▸ **Problem statement**: Go through the listing and copy each line with the string "this".

▸ **Material provided**:
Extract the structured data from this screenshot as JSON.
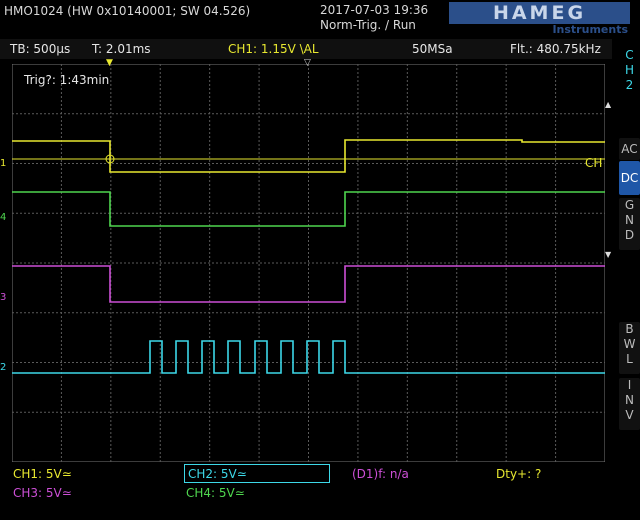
{
  "header": {
    "device": "HMO1024 (HW 0x10140001; SW 04.526)",
    "datetime": "2017-07-03 19:36",
    "trigger_mode": "Norm-Trig. / Run",
    "logo_brand": "HAMEG",
    "logo_sub": "Instruments"
  },
  "status": {
    "timebase": "TB: 500µs",
    "trigger_time": "T: 2.01ms",
    "ch1_trigger": "CH1: 1.15V \\AL",
    "sample_rate": "50MSa",
    "filter_freq": "Flt.: 480.75kHz"
  },
  "screen": {
    "trig_info": "Trig?: 1:43min",
    "ch1_marker_text": "CH",
    "channel_markers": [
      "1",
      "4",
      "3",
      "2"
    ]
  },
  "side_menu": {
    "channel_label": [
      "C",
      "H",
      "2"
    ],
    "ac": "AC",
    "dc": "DC",
    "gnd": [
      "G",
      "N",
      "D"
    ],
    "bwl": [
      "B",
      "W",
      "L"
    ],
    "inv": [
      "I",
      "N",
      "V"
    ]
  },
  "bottom": {
    "ch1": "CH1: 5V≃",
    "ch2": "CH2: 5V≃",
    "freq": "(D1)f: n/a",
    "duty": "Dty+: ?",
    "ch3": "CH3: 5V≃",
    "ch4": "CH4: 5V≃"
  },
  "colors": {
    "ch1": "#e8e830",
    "ch2": "#3dd8e8",
    "ch3": "#cc4fd6",
    "ch4": "#4fd64f",
    "grid": "#5a5a5a",
    "accent": "#1f57a8"
  }
}
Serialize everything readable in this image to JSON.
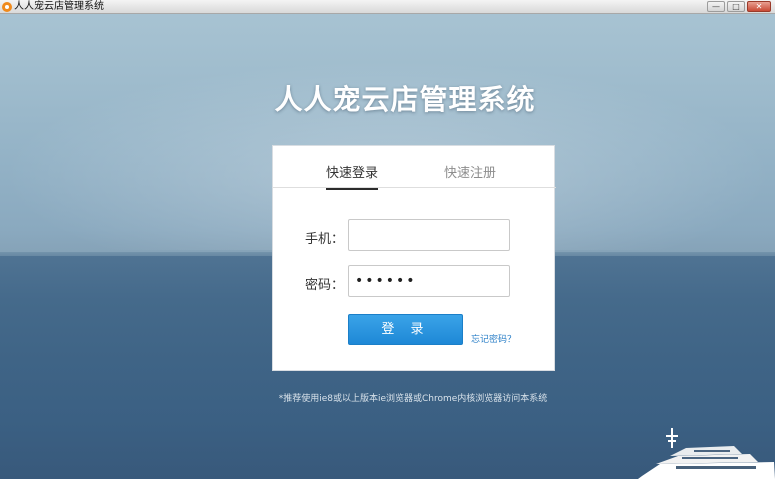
{
  "window": {
    "title": "人人宠云店管理系统",
    "controls": [
      "minimize",
      "maximize",
      "close"
    ]
  },
  "page": {
    "heading": "人人宠云店管理系统",
    "hint": "*推荐使用ie8或以上版本ie浏览器或Chrome内核浏览器访问本系统"
  },
  "login": {
    "tabs": [
      {
        "label": "快速登录",
        "active": true
      },
      {
        "label": "快速注册",
        "active": false
      }
    ],
    "phone_label": "手机：",
    "phone_value": "",
    "password_label": "密码：",
    "password_value": "••••••",
    "submit_label": "登 录",
    "forgot_label": "忘记密码？"
  },
  "colors": {
    "accent": "#2b8fdc",
    "link": "#2b7fc7",
    "app_icon": "#f08a1c"
  }
}
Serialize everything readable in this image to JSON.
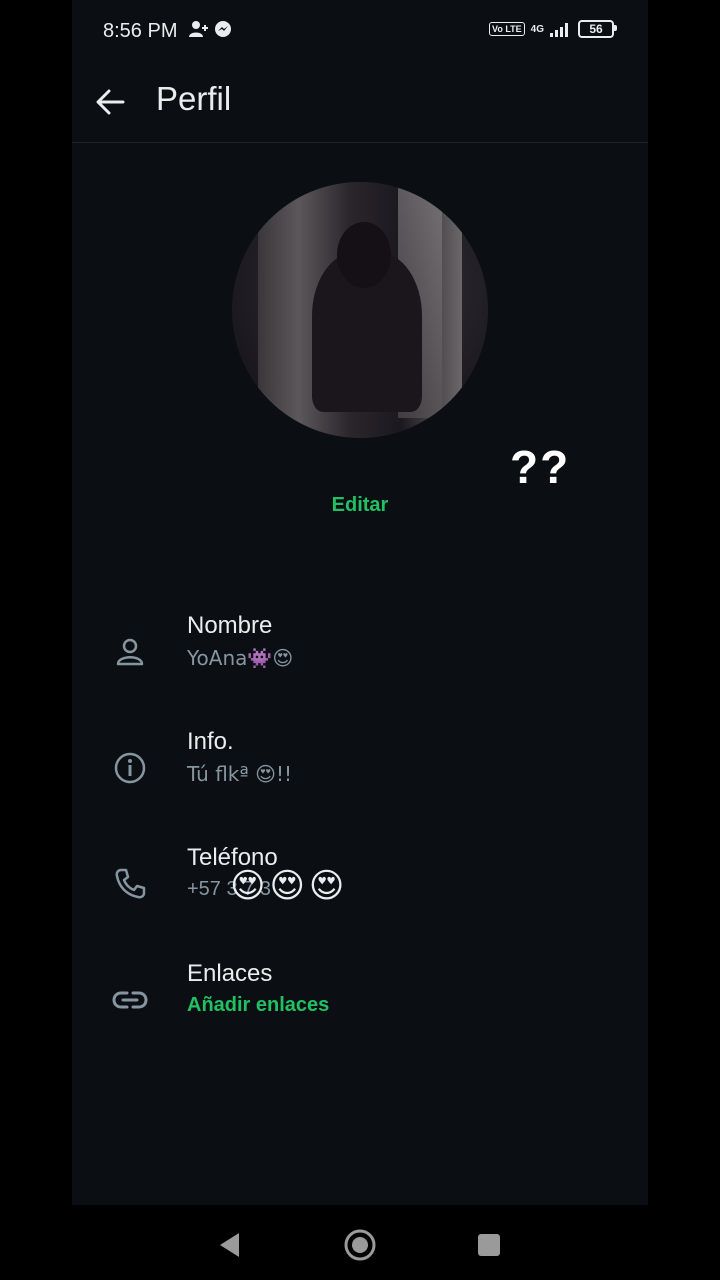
{
  "status_bar": {
    "time": "8:56 PM",
    "network": "4G",
    "volte": "Vo LTE",
    "battery": "56"
  },
  "app_bar": {
    "title": "Perfil"
  },
  "profile": {
    "edit_label": "Editar",
    "overlay_text": "??"
  },
  "rows": [
    {
      "icon": "person-icon",
      "title": "Nombre",
      "value": "YoAna👾😍"
    },
    {
      "icon": "info-icon",
      "title": "Info.",
      "value": "Tú flkª 😍!!"
    },
    {
      "icon": "phone-icon",
      "title": "Teléfono",
      "value": "+57 3 7 3",
      "value_overlay": "😍😍😍"
    },
    {
      "icon": "link-icon",
      "title": "Enlaces",
      "value": "Añadir enlaces"
    }
  ],
  "colors": {
    "accent": "#21c063",
    "background": "#0b0f13",
    "secondary_text": "#8696a0"
  }
}
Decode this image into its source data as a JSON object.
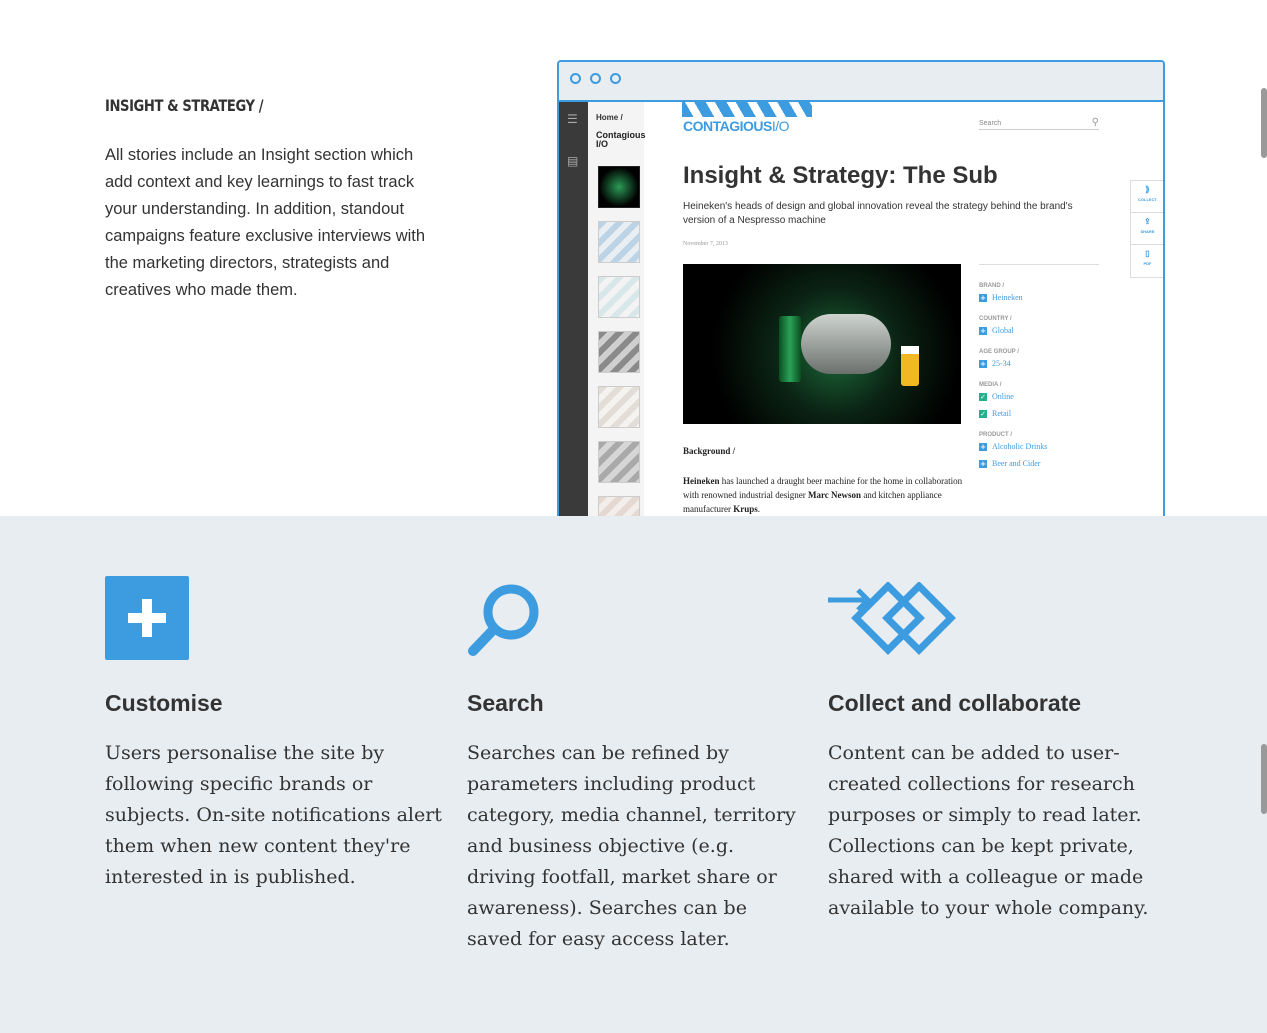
{
  "insight": {
    "heading": "INSIGHT & STRATEGY /",
    "text": "All stories include an Insight section which add context and key learnings to fast track your understanding. In addition, standout campaigns feature exclusive interviews with the marketing directors, strategists and creatives who made them."
  },
  "mockup": {
    "breadcrumb": "Home /",
    "section_title": "Contagious I/O",
    "logo_main": "CONTAGIOUS",
    "logo_suffix": "I/O",
    "search_placeholder": "Search",
    "article_title": "Insight & Strategy: The Sub",
    "article_subtitle": "Heineken's heads of design and global innovation reveal the strategy behind the brand's version of a Nespresso machine",
    "article_date": "November 7, 2013",
    "background_heading": "Background /",
    "body_parts": {
      "b1": "Heineken",
      "t1": " has launched a draught beer machine for the home in collaboration with renowned industrial designer ",
      "b2": "Marc Newson",
      "t2": " and kitchen appliance manufacturer ",
      "b3": "Krups",
      "t3": "."
    },
    "facets": [
      {
        "label": "BRAND /",
        "items": [
          {
            "text": "Heineken",
            "checked": false
          }
        ]
      },
      {
        "label": "COUNTRY /",
        "items": [
          {
            "text": "Global",
            "checked": false
          }
        ]
      },
      {
        "label": "AGE GROUP /",
        "items": [
          {
            "text": "25-34",
            "checked": false
          }
        ]
      },
      {
        "label": "MEDIA /",
        "items": [
          {
            "text": "Online",
            "checked": true
          },
          {
            "text": "Retail",
            "checked": true
          }
        ]
      },
      {
        "label": "PRODUCT /",
        "items": [
          {
            "text": "Alcoholic Drinks",
            "checked": false
          },
          {
            "text": "Beer and Cider",
            "checked": false
          }
        ]
      }
    ],
    "tools": [
      "COLLECT",
      "SHARE",
      "PDF"
    ]
  },
  "features": [
    {
      "title": "Customise",
      "icon": "plus-icon",
      "text": "Users personalise the site by following specific brands or subjects. On-site notifications alert them when new content they're interested in is published."
    },
    {
      "title": "Search",
      "icon": "magnifier-icon",
      "text": "Searches can be refined by parameters including product category, media channel, territory and business objective (e.g. driving footfall, market share or awareness). Searches can be saved for easy access later."
    },
    {
      "title": "Collect and collaborate",
      "icon": "collect-icon",
      "text": "Content can be added to user-created collections for research purposes or simply to read later. Collections can be kept private, shared with a colleague or made available to your whole company."
    }
  ],
  "colors": {
    "accent": "#3d9be0",
    "panel": "#e8edf1",
    "text": "#333333"
  }
}
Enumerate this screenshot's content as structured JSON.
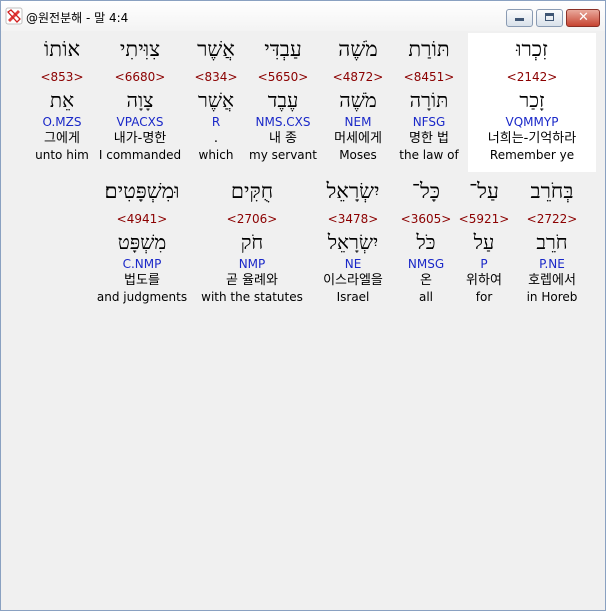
{
  "window": {
    "title": "@원전분해 - 말 4:4"
  },
  "row1": [
    {
      "heb": "זִכְרוּ",
      "num": "<2142>",
      "root": "זָכַר",
      "parse": "VQMMYP",
      "ko": "너희는-기억하라",
      "en": "Remember ye"
    },
    {
      "heb": "תּוֹרַת",
      "num": "<8451>",
      "root": "תּוֹרָה",
      "parse": "NFSG",
      "ko": "명한 법",
      "en": "the law of"
    },
    {
      "heb": "מֹשֶׁה",
      "num": "<4872>",
      "root": "מֹשֶׁה",
      "parse": "NEM",
      "ko": "머세에게",
      "en": "Moses"
    },
    {
      "heb": "עַבְדִּי",
      "num": "<5650>",
      "root": "עֶבֶד",
      "parse": "NMS.CXS",
      "ko": "내 종",
      "en": "my servant"
    },
    {
      "heb": "אֲשֶׁר",
      "num": "<834>",
      "root": "אֲשֶׁר",
      "parse": "R",
      "ko": ".",
      "en": "which"
    },
    {
      "heb": "צִוִּיתִי",
      "num": "<6680>",
      "root": "צָוָה",
      "parse": "VPACXS",
      "ko": "내가-명한",
      "en": "I commanded"
    },
    {
      "heb": "אוֹתוֹ",
      "num": "<853>",
      "root": "אֵת",
      "parse": "O.MZS",
      "ko": "그에게",
      "en": "unto him"
    }
  ],
  "row2": [
    {
      "heb": "בְּחֹרֵב",
      "num": "<2722>",
      "root": "חֹרֵב",
      "parse": "P.NE",
      "ko": "호렙에서",
      "en": "in Horeb"
    },
    {
      "heb": "עַל־",
      "num": "<5921>",
      "root": "עַל",
      "parse": "P",
      "ko": "위하여",
      "en": "for"
    },
    {
      "heb": "כָּל־",
      "num": "<3605>",
      "root": "כֹּל",
      "parse": "NMSG",
      "ko": "온",
      "en": "all"
    },
    {
      "heb": "יִשְׂרָאֵל",
      "num": "<3478>",
      "root": "יִשְׂרָאֵל",
      "parse": "NE",
      "ko": "이스라엘을",
      "en": "Israel"
    },
    {
      "heb": "חֻקִּים",
      "num": "<2706>",
      "root": "חֹק",
      "parse": "NMP",
      "ko": "곧 율례와",
      "en": "with the statutes"
    },
    {
      "heb": "וּמִשְׁפָּטִים׃",
      "num": "<4941>",
      "root": "מִשְׁפָּט",
      "parse": "C.NMP",
      "ko": "법도를",
      "en": "and judgments"
    }
  ]
}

▸ **Solution**:
Extract the structured data from this screenshot as JSON.
Serialize everything readable in this image to JSON.
Serialize everything readable in this image to JSON.
Decode this image into its source data as a JSON object.
Enumerate this screenshot's content as structured JSON.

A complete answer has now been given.